When you do get to write the code there’s a much-better-than-it-used-to-be-but-still-not-entirely-straightforward set of steps you need to go through in order to link your application to the endpoint you created so that you will receive notification of any new conversations and can generally do stuff. Due to the nature of the environments in which it is working, most of the API calls are asynchronous so you have to be diligent in your coding to avoid spaghetti code (especially when you consider that just start an instant messaging conversation with someone can involve more than 5 calls, which have to be chained together). I’m not trying to put you off: it’s actually great fun writing UCMA applications and the actual API is really good. I just want you to understand the set-up costs.
So, what now?
I’ve outlined some of the pain points with UCMA. I’ve hopefully also whetted your appetite for them. I think they are a valuable addition to any business setup involving Lync, as the interactions they allow with users are simple and effective.
If you’re interested in writing UCMA applications, I’d recommend this book: Professional Unified Communications Development with Microsoft Lync Server 2010 (Wrox Programmer to Programmer). It has good information about setting up application servers and configuring a test system as well as actual UCMA development. There’s also plenty of other material relating to Lync development using the other SDKs and APIs.

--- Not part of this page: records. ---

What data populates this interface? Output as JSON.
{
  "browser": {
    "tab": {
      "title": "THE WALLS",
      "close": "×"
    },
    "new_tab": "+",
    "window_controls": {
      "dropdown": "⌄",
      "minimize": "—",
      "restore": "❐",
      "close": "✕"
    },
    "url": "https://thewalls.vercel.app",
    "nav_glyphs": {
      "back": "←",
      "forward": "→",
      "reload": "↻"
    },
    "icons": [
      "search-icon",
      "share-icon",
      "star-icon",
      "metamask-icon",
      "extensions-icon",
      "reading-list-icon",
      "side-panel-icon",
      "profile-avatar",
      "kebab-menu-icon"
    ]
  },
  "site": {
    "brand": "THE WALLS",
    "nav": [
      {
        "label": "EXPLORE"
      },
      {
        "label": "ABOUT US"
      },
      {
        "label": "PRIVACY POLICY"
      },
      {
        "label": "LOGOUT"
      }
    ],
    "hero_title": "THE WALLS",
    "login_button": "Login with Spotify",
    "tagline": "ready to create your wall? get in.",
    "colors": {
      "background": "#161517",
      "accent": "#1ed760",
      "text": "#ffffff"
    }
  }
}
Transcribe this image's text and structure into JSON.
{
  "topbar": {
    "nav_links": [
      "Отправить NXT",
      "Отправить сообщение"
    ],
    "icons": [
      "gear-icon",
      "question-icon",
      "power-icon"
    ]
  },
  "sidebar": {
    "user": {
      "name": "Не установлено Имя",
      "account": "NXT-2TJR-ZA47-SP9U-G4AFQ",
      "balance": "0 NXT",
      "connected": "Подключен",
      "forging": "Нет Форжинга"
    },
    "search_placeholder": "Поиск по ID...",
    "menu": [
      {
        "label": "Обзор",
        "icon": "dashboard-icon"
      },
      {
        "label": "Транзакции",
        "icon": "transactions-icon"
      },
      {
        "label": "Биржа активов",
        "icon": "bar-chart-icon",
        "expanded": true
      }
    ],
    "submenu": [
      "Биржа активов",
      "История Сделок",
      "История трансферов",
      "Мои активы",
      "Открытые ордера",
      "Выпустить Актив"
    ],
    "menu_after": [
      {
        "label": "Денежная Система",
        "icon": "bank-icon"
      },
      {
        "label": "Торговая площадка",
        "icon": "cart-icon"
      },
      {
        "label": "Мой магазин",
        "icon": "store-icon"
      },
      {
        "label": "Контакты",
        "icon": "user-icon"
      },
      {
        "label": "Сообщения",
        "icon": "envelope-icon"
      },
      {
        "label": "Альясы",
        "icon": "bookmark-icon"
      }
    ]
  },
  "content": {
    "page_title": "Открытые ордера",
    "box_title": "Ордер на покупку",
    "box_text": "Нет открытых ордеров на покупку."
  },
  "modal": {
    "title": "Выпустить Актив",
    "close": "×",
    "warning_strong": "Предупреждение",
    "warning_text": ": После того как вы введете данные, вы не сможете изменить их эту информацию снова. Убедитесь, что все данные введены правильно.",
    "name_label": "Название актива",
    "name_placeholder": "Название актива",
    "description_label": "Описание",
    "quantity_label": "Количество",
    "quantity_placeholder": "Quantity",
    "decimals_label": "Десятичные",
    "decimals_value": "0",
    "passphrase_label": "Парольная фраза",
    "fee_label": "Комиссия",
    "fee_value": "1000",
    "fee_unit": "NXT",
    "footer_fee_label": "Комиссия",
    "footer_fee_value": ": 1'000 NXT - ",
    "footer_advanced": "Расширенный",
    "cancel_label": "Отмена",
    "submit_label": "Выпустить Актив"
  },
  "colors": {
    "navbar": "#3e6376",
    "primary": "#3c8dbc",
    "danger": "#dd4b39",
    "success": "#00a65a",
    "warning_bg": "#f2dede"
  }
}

In my next blog post I’m going to be talking about how you can avoid all the pain of setting up, creating and maintaining UCMA applications and instead just enjoy the glory of your business processes being invigorated with Lync!